Campaigners fighting to push through plans for Britain's first glass-spired church, to be built in Dulwich Village, have won their battle.

Councillors in Southwark have agreed to grant planning permission for the much maligned designs. However, they have attached conditions to the permission, one of which being that the steeple must be made of coloured, instead of clear glass, to limit the amount of light emitted at night.

A row has been brewing among parishioners since the new plans were first presented. Some Dulwich residents have described the plans as 'wonderful', while others have said the spire will look more like a 'traffic cone sitting on a tea chest'. The former redbrick church of St Barnabas, in Calton Avenue, had to be demolished after it was gutted by fire in December 1992. Worshippers have been gathering in the nearby parish hall ever since.

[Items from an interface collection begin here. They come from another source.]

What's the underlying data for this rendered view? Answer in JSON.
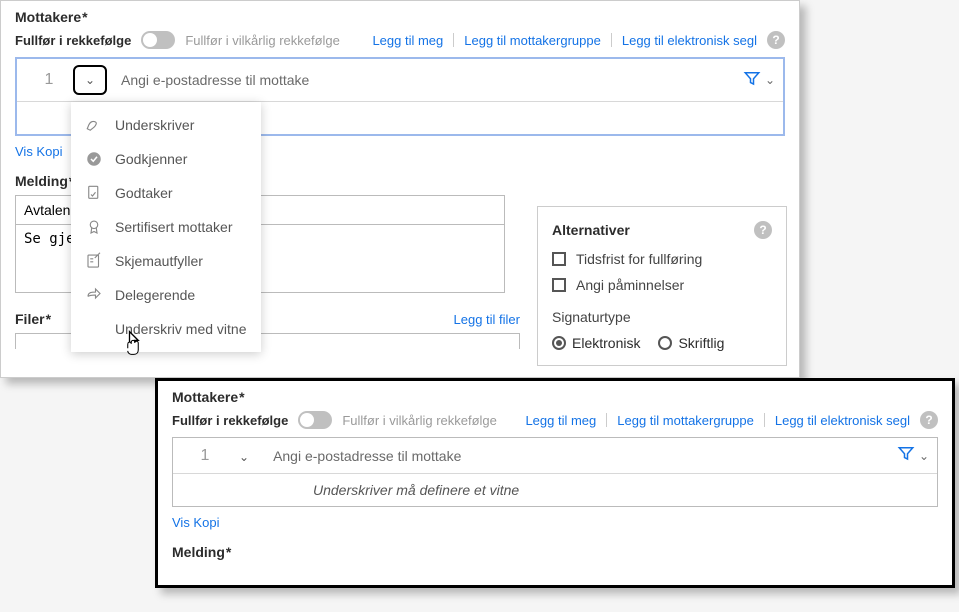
{
  "recipients": {
    "title": "Mottakere",
    "order_label": "Fullfør i rekkefølge",
    "order_alt": "Fullfør i vilkårlig rekkefølge",
    "add_me": "Legg til meg",
    "add_group": "Legg til mottakergruppe",
    "add_seal": "Legg til elektronisk segl",
    "row_number": "1",
    "email_placeholder": "Angi e-postadresse til mottake",
    "witness_note_full": "Underskriver må definere et vitne",
    "witness_note_partial": "finere et vitne",
    "show_copy": "Vis Kopi"
  },
  "dropdown": {
    "underskriver": "Underskriver",
    "godkjenner": "Godkjenner",
    "godtaker": "Godtaker",
    "sertifisert": "Sertifisert mottaker",
    "skjemautfyller": "Skjemautfyller",
    "delegerende": "Delegerende",
    "underskriv_vitne": "Underskriv med vitne"
  },
  "message": {
    "title": "Melding",
    "subject": "Avtalena",
    "body": "Se gjenno"
  },
  "files": {
    "title": "Filer",
    "add_files": "Legg til filer"
  },
  "alternatives": {
    "title": "Alternativer",
    "deadline": "Tidsfrist for fullføring",
    "reminders": "Angi påminnelser",
    "sig_type": "Signaturtype",
    "electronic": "Elektronisk",
    "written": "Skriftlig"
  }
}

Those who campaigned for the new church, complete with see-through spire, wanted a new place of worship as soon as possible and will be pleased with the planning committee's ruling.

However, some who have objected to the modern 'eyesore' said they might boycott the parish altogether if the plans go ahead.